In November 2008, we helped to establish the Business for Innovative Climate and Energy Policy (BICEP) as a project of Ceres. BICEP is an advocacy coalition of businesses committed to working with policy makers to pass meaningful energy and climate legislation that will enable a rapid transition to a low-carbon, 21st century economy. BICEP aims to create new jobs and stimulate economic growth while stabilizing our planet’s fragile climate. BICEP membership now includes 21 major brands, covering sectors from apparel and personal products to IT, sports and real estate. During the 2009-2011 time period, BICEP conducted multiple activities and outreach on important climate and energy policy. In particular, BICEP worked to advocate for comprehensive climate legislation, mobilized voices to defend the Clean Air Act and the U.S. Environmental Protection Agency, and organized in opposition to California Proposition 23, which would have undermined California’s groundbreaking climate bill (AB 32). For more information on BICEP, visit www.ceres.org/bicep.
In addition to our work with BICEP, we have worked with the Climate Group, and participated actively in business-related forums at the Copenhagen, Cancun and Durban United Nations Conference of the Parties.
We have been actively measuring and reducing our greenhouse gas footprint for some time. Many have noted our leadership in this area. While setting targets for continued reductions, we note that a lot of the “low-hanging fruit” is gone. We recently set new targets for energy use and CO2 emissions. Achieve 20 percent reduction in CO2 emissions per unit from FY11 levels through FY15 (in aggregate from assessed footprint in the built environment, logistics and footwear manufacturing). We also aim to achieve LEED certification in all new Nike retail stores.
We realize that some areas of our energy and carbon footprint have yet to be measured. The new World Resource Institute’s Scope 3 standard has expanded our understanding of our footprint and sets a framework for Nike to assess the complete lifecycle impacts of our products, packaging and operations across our full value chain. We have identified a number of these areas and have set targets to measure new baselines. For example, we are developing new baselines in our materials and manufacturing supply chain, packaging, waste, distribution centers, logistics and retail. For more on the scopes and our progress in these areas, please see additional information online. We look forward to seeing similar efforts across our industry.
Nike is continually upping its game. The Scope 3 standard responds to the effects of globalization and, viewed through the lens of sustainable innovation, sets the context for much of what we’re about to do including setting the pace for others to follow.
1 - In addition to sharing data and information in sustainability reports like this one, we report our energy use and GHG emissions annually to the Carbon Disclosure Project. See www.cdproject.net.

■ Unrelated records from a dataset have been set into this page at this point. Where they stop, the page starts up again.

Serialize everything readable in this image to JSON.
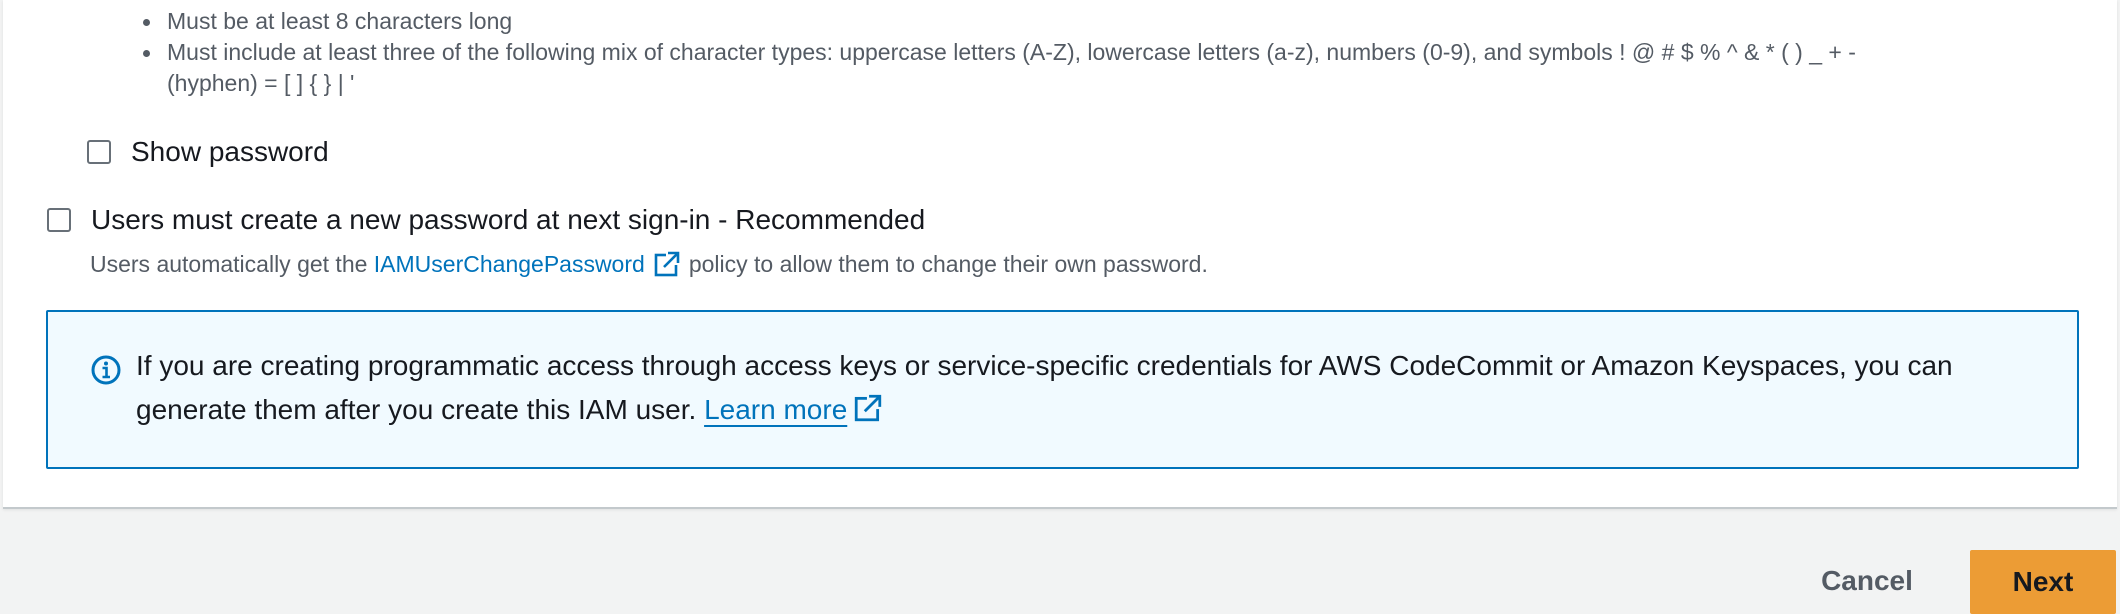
{
  "password_requirements": [
    "Must be at least 8 characters long",
    "Must include at least three of the following mix of character types: uppercase letters (A-Z), lowercase letters (a-z), numbers (0-9), and symbols ! @ # $ % ^ & * ( ) _ + -",
    "(hyphen) = [ ] { } | '"
  ],
  "show_password": {
    "label": "Show password",
    "checked": false
  },
  "require_reset": {
    "label": "Users must create a new password at next sign-in - Recommended",
    "checked": false,
    "description_prefix": "Users automatically get the",
    "policy_link": "IAMUserChangePassword",
    "description_suffix": "policy to allow them to change their own password."
  },
  "info_alert": {
    "text": "If you are creating programmatic access through access keys or service-specific credentials for AWS CodeCommit or Amazon Keyspaces, you can generate them after you create this IAM user.",
    "link": "Learn more",
    "icon": "info-icon"
  },
  "footer": {
    "cancel_label": "Cancel",
    "next_label": "Next"
  },
  "colors": {
    "link": "#0073bb",
    "primary_button": "#ec9c35",
    "alert_background": "#f1faff",
    "alert_border": "#0073bb"
  }
}
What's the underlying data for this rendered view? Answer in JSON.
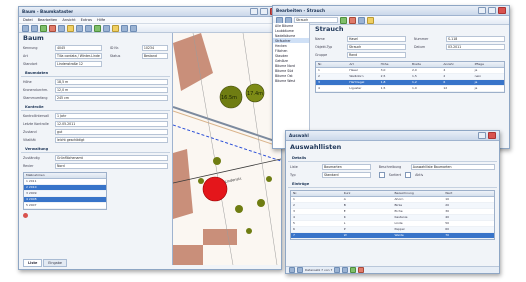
{
  "main_window": {
    "title": "Baum - Baumkataster",
    "menu": [
      "Datei",
      "Bearbeiten",
      "Ansicht",
      "Extras",
      "Hilfe"
    ],
    "form_title": "Baum",
    "top_fields": [
      {
        "label": "Kennung",
        "value": "4045"
      },
      {
        "label": "Art",
        "value": "Tilia cordata / Winter-Linde"
      },
      {
        "label": "Standort",
        "value": "Lindenstraße 12"
      }
    ],
    "right_fields": [
      {
        "label": "ID Nr.",
        "value": "10234"
      },
      {
        "label": "Status",
        "value": "Bestand"
      }
    ],
    "section_baumdaten": "Baumdaten",
    "baumdaten_fields": [
      {
        "label": "Höhe",
        "value": "18,5 m"
      },
      {
        "label": "Kronendurchm.",
        "value": "12,0 m"
      },
      {
        "label": "Stammumfang",
        "value": "245 cm"
      }
    ],
    "section_kontrolle": "Kontrolle",
    "kontrolle_fields": [
      {
        "label": "Kontrollintervall",
        "value": "1 Jahr"
      },
      {
        "label": "Letzte Kontrolle",
        "value": "12.05.2011"
      },
      {
        "label": "Zustand",
        "value": "gut"
      },
      {
        "label": "Vitalität",
        "value": "leicht geschädigt"
      }
    ],
    "section_verwaltung": "Verwaltung",
    "verwaltung_fields": [
      {
        "label": "Zuständig",
        "value": "Grünflächenamt"
      },
      {
        "label": "Revier",
        "value": "Nord"
      }
    ],
    "list_header": "Maßnahmen",
    "list_rows": [
      "1  2011",
      "2  2010",
      "3  2009",
      "4  2008",
      "5  2007"
    ],
    "selected_row": 1,
    "tabs": [
      "Liste",
      "Eingabe"
    ],
    "active_tab": 0
  },
  "map": {
    "tree_labels": [
      "16.5m",
      "17.4m"
    ],
    "road_label": "Lindenstr."
  },
  "tree_window": {
    "title": "Bearbeiten - Strauch",
    "nav_value": "Strauch",
    "tree_items": [
      "Alle Bäume",
      "Laubbäume",
      "Nadelbäume",
      "Sträucher",
      "Hecken",
      "Flächen",
      "Stauden",
      "Gehölze",
      "Bäume Nord",
      "Bäume Süd",
      "Bäume Ost",
      "Bäume West"
    ],
    "tree_selected": 3,
    "form_title": "Strauch",
    "fields": [
      {
        "label": "Name",
        "value": "Hasel"
      },
      {
        "label": "Objekt-Typ",
        "value": "Strauch"
      },
      {
        "label": "Gruppe",
        "value": "Rand"
      }
    ],
    "right_fields": [
      {
        "label": "Nummer",
        "value": "S-118"
      },
      {
        "label": "Datum",
        "value": "03.2011"
      }
    ],
    "grid_headers": [
      "Nr.",
      "Art",
      "Höhe",
      "Breite",
      "Anzahl",
      "Pflege"
    ],
    "grid_rows": [
      [
        "1",
        "Hasel",
        "3,0",
        "2,0",
        "4",
        "ja"
      ],
      [
        "2",
        "Weißdorn",
        "2,5",
        "1,5",
        "2",
        "nein"
      ],
      [
        "3",
        "Hartriegel",
        "1,8",
        "1,2",
        "6",
        "ja"
      ],
      [
        "4",
        "Liguster",
        "1,5",
        "1,0",
        "12",
        "ja"
      ]
    ],
    "grid_selected": 2
  },
  "dialog": {
    "title": "Auswahl",
    "heading": "Auswahllisten",
    "section_details": "Details",
    "fields": [
      {
        "label": "Liste",
        "value": "Baumarten"
      },
      {
        "label": "Beschreibung",
        "value": "Auswahlliste Baumarten"
      },
      {
        "label": "Typ",
        "value": "Standard"
      }
    ],
    "checkbox_labels": [
      "Sortiert",
      "Aktiv"
    ],
    "section_entries": "Einträge",
    "grid_headers": [
      "Nr.",
      "Kurz",
      "Bezeichnung",
      "Wert"
    ],
    "grid_rows": [
      [
        "1",
        "A",
        "Ahorn",
        "10"
      ],
      [
        "2",
        "B",
        "Birke",
        "20"
      ],
      [
        "3",
        "E",
        "Eiche",
        "30"
      ],
      [
        "4",
        "K",
        "Kastanie",
        "40"
      ],
      [
        "5",
        "L",
        "Linde",
        "50"
      ],
      [
        "6",
        "P",
        "Pappel",
        "60"
      ],
      [
        "7",
        "W",
        "Weide",
        "70"
      ]
    ],
    "grid_selected": 6,
    "status_text": "Datensatz 7 von 7"
  }
}
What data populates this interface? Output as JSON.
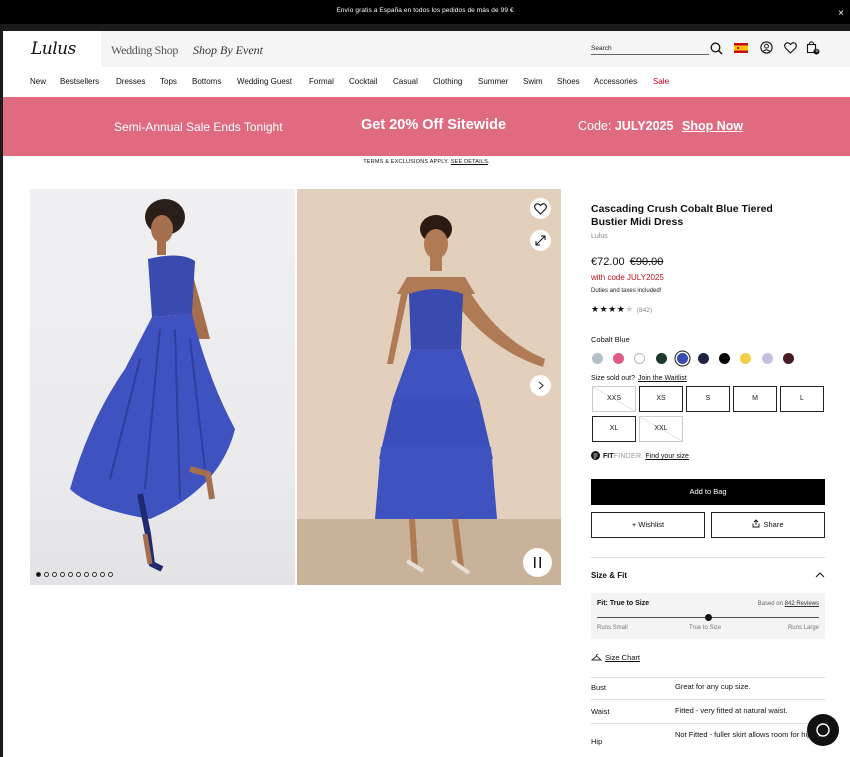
{
  "announcement": {
    "text": "Envío gratis a España en todos los pedidos de más de 99 €",
    "close": "×"
  },
  "header": {
    "logo": "Lulus",
    "tabs": [
      "Wedding Shop",
      "Shop By Event"
    ],
    "search_label": "Search",
    "bag_count": "0",
    "icons": [
      "search-icon",
      "spain-flag-icon",
      "account-icon",
      "heart-icon",
      "bag-icon"
    ]
  },
  "nav": [
    "New",
    "Bestsellers",
    "Dresses",
    "Tops",
    "Bottoms",
    "Wedding Guest",
    "Formal",
    "Cocktail",
    "Casual",
    "Clothing",
    "Summer",
    "Swim",
    "Shoes",
    "Accessories",
    "Sale"
  ],
  "promo": {
    "left": "Semi-Annual Sale Ends Tonight",
    "center": "Get 20% Off Sitewide",
    "code_label": "Code:",
    "code": "JULY2025",
    "cta": "Shop Now",
    "terms": "TERMS & EXCLUSIONS APPLY.",
    "terms_link": "SEE DETAILS"
  },
  "gallery": {
    "dot_count": 10,
    "active_dot": 0
  },
  "product": {
    "title": "Cascading Crush Cobalt Blue Tiered Bustier Midi Dress",
    "brand": "Lulus",
    "price": "€72.00",
    "original_price": "€90.00",
    "code_note": "with code JULY2025",
    "duties": "Duties and taxes included!",
    "stars": "★★★★★",
    "rating": 4,
    "review_count": "(842)",
    "color_name": "Cobalt Blue",
    "swatches": [
      "#b4c0c7",
      "#e05a8a",
      "#ffffff",
      "#1c3a2c",
      "#3a4bb0",
      "#1f2345",
      "#050505",
      "#f1cf48",
      "#c7bfe0",
      "#4a1a24"
    ],
    "selected_swatch": 4,
    "size_sold_out": "Size sold out?",
    "join_waitlist": "Join the Waitlist",
    "sizes": [
      {
        "label": "XXS",
        "available": false
      },
      {
        "label": "XS",
        "available": true
      },
      {
        "label": "S",
        "available": true
      },
      {
        "label": "M",
        "available": true
      },
      {
        "label": "L",
        "available": true
      },
      {
        "label": "XL",
        "available": true
      },
      {
        "label": "XXL",
        "available": false
      }
    ],
    "fit_brand": "FIT",
    "fit_finder": "FINDER",
    "find_size": "Find your size",
    "add_to_bag": "Add to Bag",
    "wishlist": "Wishlist",
    "share": "Share"
  },
  "size_fit": {
    "heading": "Size & Fit",
    "fit_title": "Fit: True to Size",
    "based_on": "Based on",
    "reviews_link": "842 Reviews",
    "scale": [
      "Runs Small",
      "True to Size",
      "Runs Large"
    ],
    "fit_position": 0.5,
    "size_chart": "Size Chart",
    "specs": [
      {
        "key": "Bust",
        "value": "Great for any cup size."
      },
      {
        "key": "Waist",
        "value": "Fitted - very fitted at natural waist."
      },
      {
        "key": "Hip",
        "value": "Not Fitted - fuller skirt allows room for hips."
      }
    ]
  }
}
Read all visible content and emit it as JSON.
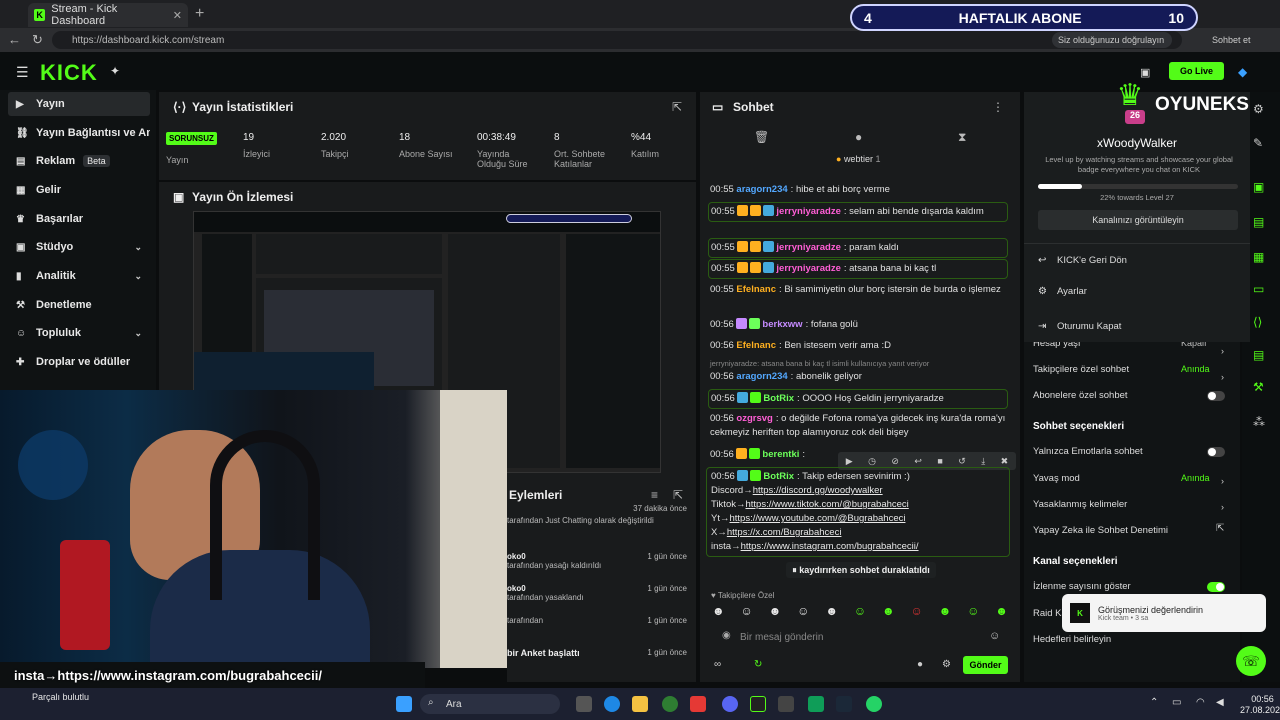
{
  "browser": {
    "tab_title": "Stream - Kick Dashboard",
    "url": "https://dashboard.kick.com/stream",
    "sync_label": "Siz olduğunuzu doğrulayın",
    "share_label": "Sohbet et"
  },
  "sub_overlay": {
    "left": "4",
    "label": "HAFTALIK ABONE",
    "right": "10"
  },
  "header": {
    "logo": "KICK",
    "go_live": "Go Live"
  },
  "sidebar": {
    "items": [
      {
        "label": "Yayın",
        "icon": "play-icon"
      },
      {
        "label": "Yayın Bağlantısı ve Anahtarı",
        "icon": "link-icon"
      },
      {
        "label": "Reklam",
        "icon": "ad-icon",
        "badge": "Beta"
      },
      {
        "label": "Gelir",
        "icon": "wallet-icon"
      },
      {
        "label": "Başarılar",
        "icon": "trophy-icon"
      },
      {
        "label": "Stüdyo",
        "icon": "studio-icon"
      },
      {
        "label": "Analitik",
        "icon": "chart-icon"
      },
      {
        "label": "Denetleme",
        "icon": "hammer-icon"
      },
      {
        "label": "Topluluk",
        "icon": "community-icon"
      },
      {
        "label": "Droplar ve ödüller",
        "icon": "gift-icon"
      }
    ]
  },
  "stats": {
    "title": "Yayın İstatistikleri",
    "status_badge": "SORUNSUZ",
    "items": [
      {
        "value": "",
        "label": "Yayın"
      },
      {
        "value": "19",
        "label": "İzleyici"
      },
      {
        "value": "2.020",
        "label": "Takipçi"
      },
      {
        "value": "18",
        "label": "Abone Sayısı"
      },
      {
        "value": "00:38:49",
        "label": "Yayında Olduğu Süre"
      },
      {
        "value": "8",
        "label": "Ort. Sohbete Katılanlar"
      },
      {
        "value": "%44",
        "label": "Katılım"
      }
    ]
  },
  "preview": {
    "title": "Yayın Ön İzlemesi"
  },
  "actions": {
    "title": "Eylemleri",
    "rows": [
      {
        "text": "tarafından Just Chatting olarak değiştirildi",
        "time": "37 dakika önce"
      },
      {
        "user": "oko0",
        "text": "tarafından yasağı kaldırıldı",
        "time": "1 gün önce"
      },
      {
        "user": "oko0",
        "text": "tarafından yasaklandı",
        "time": "1 gün önce"
      },
      {
        "user": "",
        "text": "tarafından",
        "time": "1 gün önce"
      },
      {
        "user": "",
        "text": "bir Anket başlattı",
        "time": "1 gün önce"
      }
    ]
  },
  "chat": {
    "title": "Sohbet",
    "pinned_label": "webtier",
    "pinned_count": "1",
    "messages": [
      {
        "time": "00:55",
        "user": "aragorn234",
        "color": "u1",
        "text": "hibe et abi borç verme"
      },
      {
        "time": "00:55",
        "user": "jerryniyaradze",
        "color": "u2",
        "text": "selam abi bende dışarda kaldım",
        "hl": true
      },
      {
        "time": "00:55",
        "user": "jerryniyaradze",
        "color": "u2",
        "text": "param kaldı",
        "hl": true
      },
      {
        "time": "00:55",
        "user": "jerryniyaradze",
        "color": "u2",
        "text": "atsana bana bi kaç tl",
        "hl": true
      },
      {
        "time": "00:55",
        "user": "Efelnanc",
        "color": "u3",
        "text": "Bi samimiyetin olur borç istersin de burda o işlemez"
      },
      {
        "time": "00:56",
        "user": "berkxww",
        "color": "u5",
        "text": "fofana golü"
      },
      {
        "time": "00:56",
        "user": "Efelnanc",
        "color": "u3",
        "text": "Ben istesem verir ama :D"
      },
      {
        "time": "00:56",
        "user": "aragorn234",
        "color": "u1",
        "text": "abonelik geliyor"
      },
      {
        "time": "00:56",
        "user": "BotRix",
        "color": "u4",
        "text": "OOOO Hoş Geldin jerryniyaradze",
        "hl": true
      },
      {
        "time": "00:56",
        "user": "ozgrsvg",
        "color": "u2",
        "text": "o değilde Fofona roma'ya gidecek inş kura'da roma'yı cekmeyiz heriften top alamıyoruz cok deli bişey"
      },
      {
        "time": "00:56",
        "user": "berentki",
        "color": "u4",
        "text": ""
      }
    ],
    "reply_hint": "jerryniyaradze: atsana bana bi kaç tl isimli kullanıcıya yanıt veriyor",
    "botrix": {
      "time": "00:56",
      "user": "BotRix",
      "intro": "Takip edersen sevinirim :)",
      "lines": [
        {
          "label": "Discord→",
          "link": "https://discord.gg/woodywalker"
        },
        {
          "label": "Tiktok→",
          "link": "https://www.tiktok.com/@bugrabahceci"
        },
        {
          "label": "Yt→",
          "link": "https://www.youtube.com/@Bugrabahceci"
        },
        {
          "label": "X→",
          "link": "https://x.com/Bugrabahceci"
        },
        {
          "label": "insta→",
          "link": "https://www.instagram.com/bugrabahcecii/"
        }
      ]
    },
    "paused": "kaydırırken sohbet duraklatıldı",
    "followers_only": "Takipçilere Özel",
    "input_placeholder": "Bir mesaj gönderin",
    "send": "Gönder"
  },
  "profile": {
    "brand": "OYUNEKS",
    "username": "xWoodyWalker",
    "level": "26",
    "blurb": "Level up by watching streams and showcase your global badge everywhere you chat on KICK",
    "xp_text": "22% towards Level 27",
    "xp_fraction": 0.22,
    "channel_btn": "Kanalınızı görüntüleyin",
    "menu": [
      "KICK'e Geri Dön",
      "Ayarlar",
      "Oturumu Kapat"
    ]
  },
  "settings": {
    "rows_top": [
      {
        "label": "Hesap yaşı",
        "value": "Kapalı"
      },
      {
        "label": "Takipçilere özel sohbet",
        "value": "Anında"
      },
      {
        "label": "Abonelere özel sohbet",
        "toggle": false
      }
    ],
    "chat_head": "Sohbet seçenekleri",
    "chat_rows": [
      {
        "label": "Yalnızca Emotlarla sohbet",
        "toggle": false
      },
      {
        "label": "Yavaş mod",
        "value": "Anında"
      },
      {
        "label": "Yasaklanmış kelimeler"
      },
      {
        "label": "Yapay Zeka ile Sohbet Denetimi"
      }
    ],
    "channel_head": "Kanal seçenekleri",
    "channel_rows": [
      {
        "label": "İzlenme sayısını göster",
        "toggle": true
      },
      {
        "label": "Raid Ka"
      },
      {
        "label": "Hedefleri belirleyin"
      }
    ]
  },
  "toast": {
    "title": "Görüşmenizi değerlendirin",
    "sub": "Kick team • 3 sa"
  },
  "overlay": {
    "caption": "insta→https://www.instagram.com/bugrabahcecii/",
    "kick_user": "berkxww",
    "kick_count": ": 8"
  },
  "taskbar": {
    "weather": "Parçalı bulutlu",
    "search": "Ara",
    "time": "00:56",
    "date": "27.08.2025"
  }
}
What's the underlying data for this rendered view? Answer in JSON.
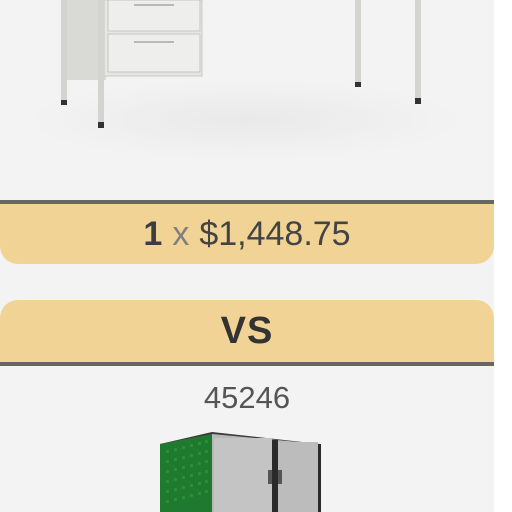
{
  "first_item": {
    "quantity": "1",
    "times": "x",
    "price": "$1,448.75",
    "image_icon": "desk-icon"
  },
  "comparison": {
    "label": "VS"
  },
  "second_item": {
    "id": "45246",
    "image_icon": "storage-cabinet-icon"
  },
  "colors": {
    "accent_bar": "#f1d495",
    "bar_border": "#666666",
    "background": "#f3f3f3"
  }
}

2 - In this section, “inbound transportation” refers to emissions from the transport of our products from manufacturing facilities to distribution centers. “Facilities” include Nike World Headquarters and all major NIKE, Inc. distribution centers, as well as U.S. Niketown stores and stores for employees. For consistency, other retail locations are not included.